2. Wash the meat, place in a pot, add salt and seasoning cubes to taste and heat. When it is getting soft, add the stock fish (after washing) to the pot to soften the stock fish as well.

3. While that is cooking, add the pounded cocoyam (ede) to the pot for thickening the soup. It’s best to put it when the meat is still boiling so that it can dissolve out on time before the whole soup making process is over. Cook for about 5-10 minutes.

4. Add the palm oil ( you can also add it before putting the “ede”) and stir. Allow to cook for about two minutes

5. “Ogiri” normally comes wrapped up in leaves, it’s best to put it in a bowl and add a little water to it then use a spoon to press it out to loosen it. After that, pour it into the cooking pot and stir. Allow to heat for about 5-10 minutes.

6. Add the dried fish (washed), crayfish(ground), fresh pepper (finely chopped) and smoked fish (cleaned) and stir. Allow to cook for another 10 minutes. After this, check for salt, if more is needed, add more, including seasoning cubesand stir.

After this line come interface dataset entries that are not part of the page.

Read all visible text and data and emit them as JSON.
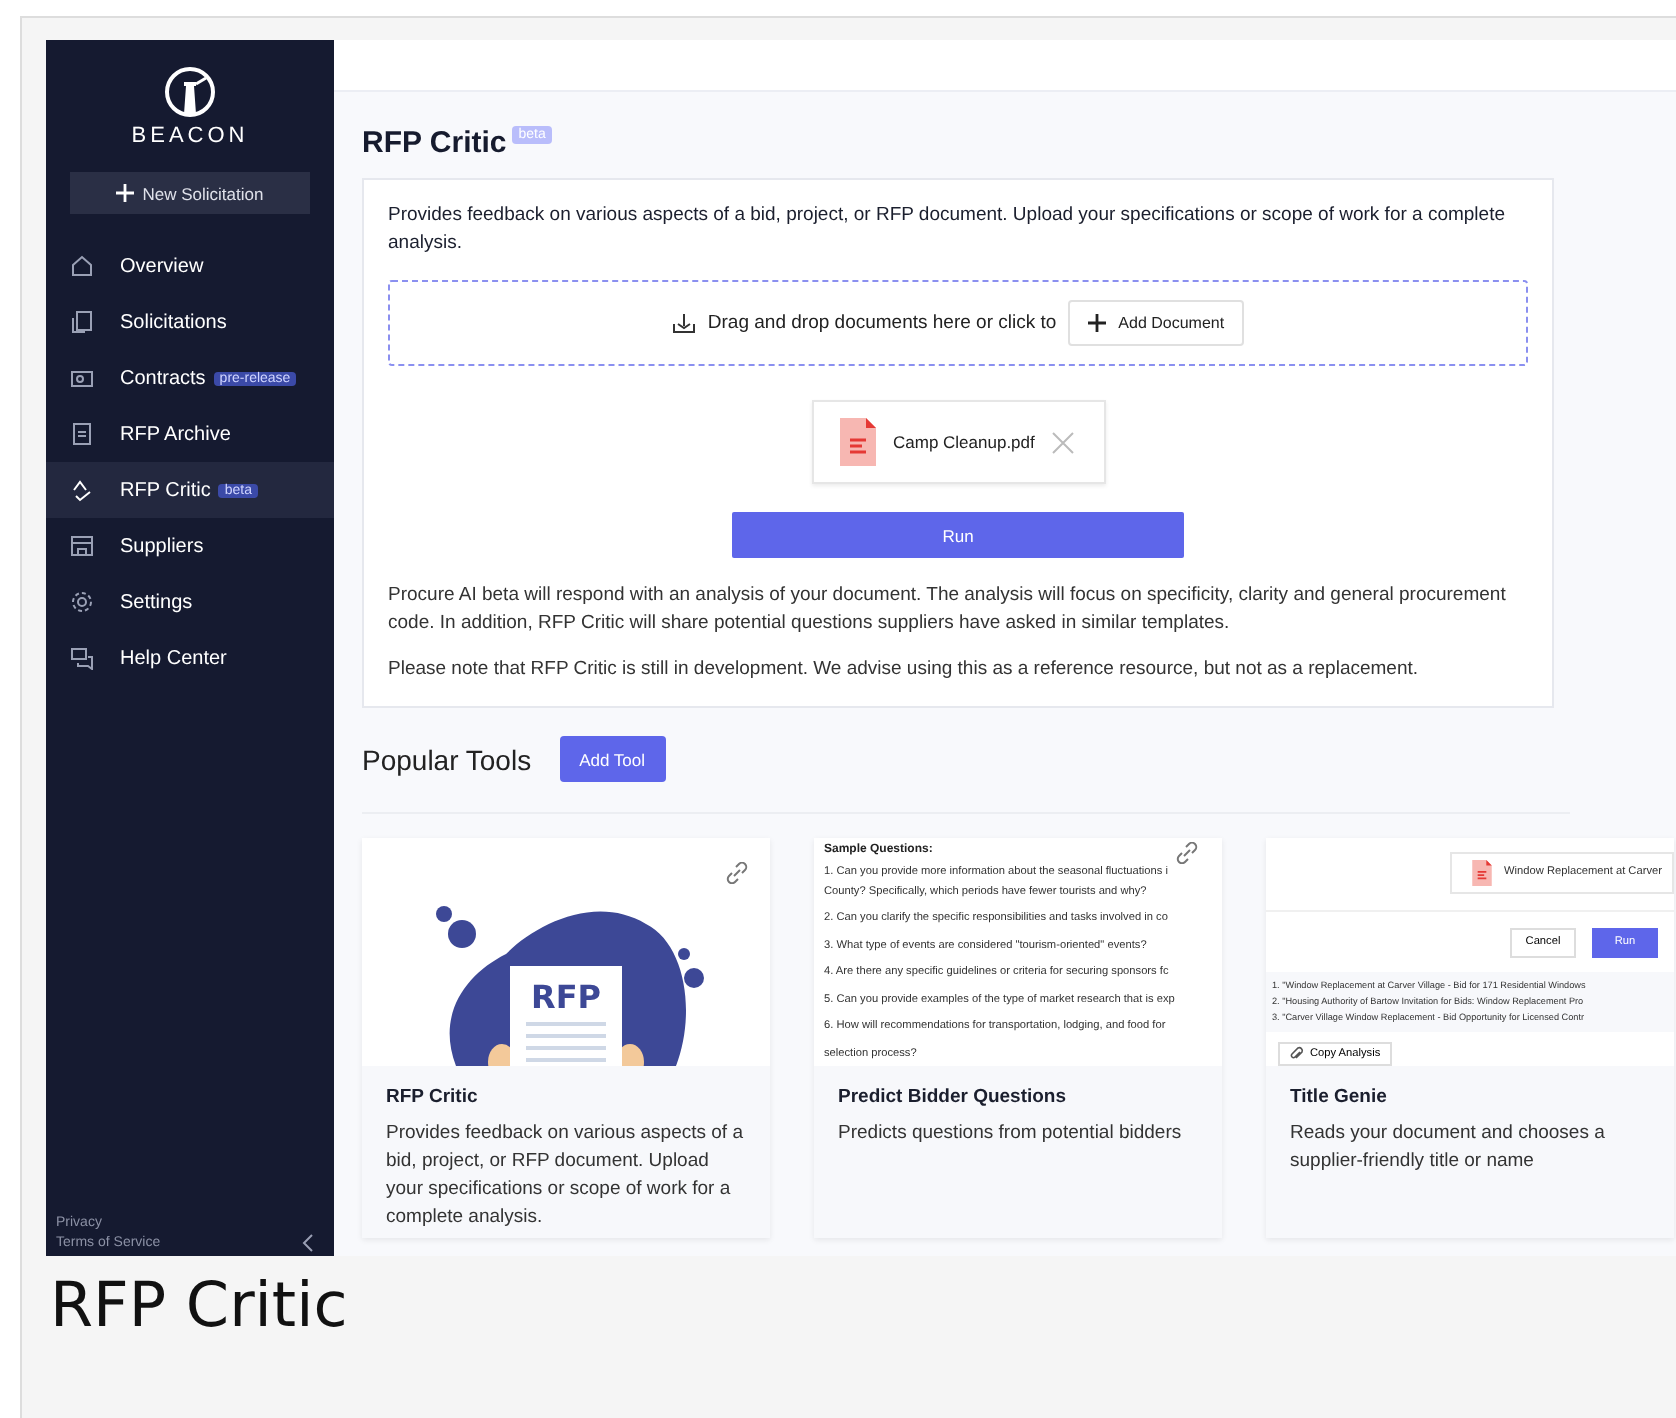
{
  "sidebar": {
    "logo": "BEACON",
    "new_button": "New Solicitation",
    "items": [
      {
        "label": "Overview",
        "selected": false
      },
      {
        "label": "Solicitations",
        "selected": false
      },
      {
        "label": "Contracts",
        "badge": "pre-release",
        "selected": false
      },
      {
        "label": "RFP Archive",
        "selected": false
      },
      {
        "label": "RFP Critic",
        "badge": "beta",
        "selected": true
      },
      {
        "label": "Suppliers",
        "selected": false
      },
      {
        "label": "Settings",
        "selected": false
      },
      {
        "label": "Help Center",
        "selected": false
      }
    ],
    "footer_links": [
      "Privacy",
      "Terms of Service"
    ]
  },
  "page": {
    "title": "RFP Critic",
    "title_badge": "beta",
    "intro": "Provides feedback on various aspects of a bid, project, or RFP document. Upload your specifications or scope of work for a complete analysis.",
    "dropzone": {
      "text": "Drag and drop documents here or click to",
      "button": "Add Document"
    },
    "file": {
      "name": "Camp Cleanup.pdf"
    },
    "run_button": "Run",
    "notes": [
      "Procure AI beta will respond with an analysis of your document. The analysis will focus on specificity, clarity and general procurement code. In addition, RFP Critic will share potential questions suppliers have asked in similar templates.",
      "Please note that RFP Critic is still in development. We advise using this as a reference resource, but not as a replacement."
    ]
  },
  "popular_tools": {
    "title": "Popular Tools",
    "add_button": "Add Tool",
    "cards": [
      {
        "kind": "illustration",
        "art_text": "RFP",
        "title": "RFP Critic",
        "description": "Provides feedback on various aspects of a bid, project, or RFP document. Upload your specifications or scope of work for a complete analysis."
      },
      {
        "kind": "questions",
        "preview_heading": "Sample Questions:",
        "questions": [
          "1. Can you provide more information about the seasonal fluctuations i",
          "County? Specifically, which periods have fewer tourists and why?",
          "2. Can you clarify the specific responsibilities and tasks involved in co",
          "3. What type of events are considered \"tourism-oriented\" events?",
          "4. Are there any specific guidelines or criteria for securing sponsors fc",
          "5. Can you provide examples of the type of market research that is exp",
          "6. How will recommendations for transportation, lodging, and food for",
          "selection process?"
        ],
        "title": "Predict Bidder Questions",
        "description": "Predicts questions from potential bidders"
      },
      {
        "kind": "titles",
        "preview_file": "Window Replacement at Carver",
        "cancel": "Cancel",
        "run": "Run",
        "results": [
          "1. \"Window Replacement at Carver Village - Bid for 171 Residential Windows",
          "2. \"Housing Authority of Bartow Invitation for Bids: Window Replacement Pro",
          "3. \"Carver Village Window Replacement - Bid Opportunity for Licensed Contr"
        ],
        "copy_button": "Copy Analysis",
        "title": "Title Genie",
        "description": "Reads your document and chooses a supplier-friendly title or name"
      }
    ]
  },
  "caption": "RFP Critic"
}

7. Finally, add the washed bitter leaf and stir. Allow to cook for 5 minutes maximum.

Serve with eba, fufu, wheat or pounded yam (swallow in general).




Some people prefer buying the bitter leaf still in sticks and processing it themselves. There are also already processed ones in the market. It's just choice.

Also, if you don't like your bitter leaf soup to actually be "bitter" , boil the processed bitter leaf on a pot for about 20 minutes and sieve. Please note: DON'T STIR WHILE IT IS BOILING.

Lastly, the thickness of the soup depends on the amount of thickening substance used (must not be cocoyam)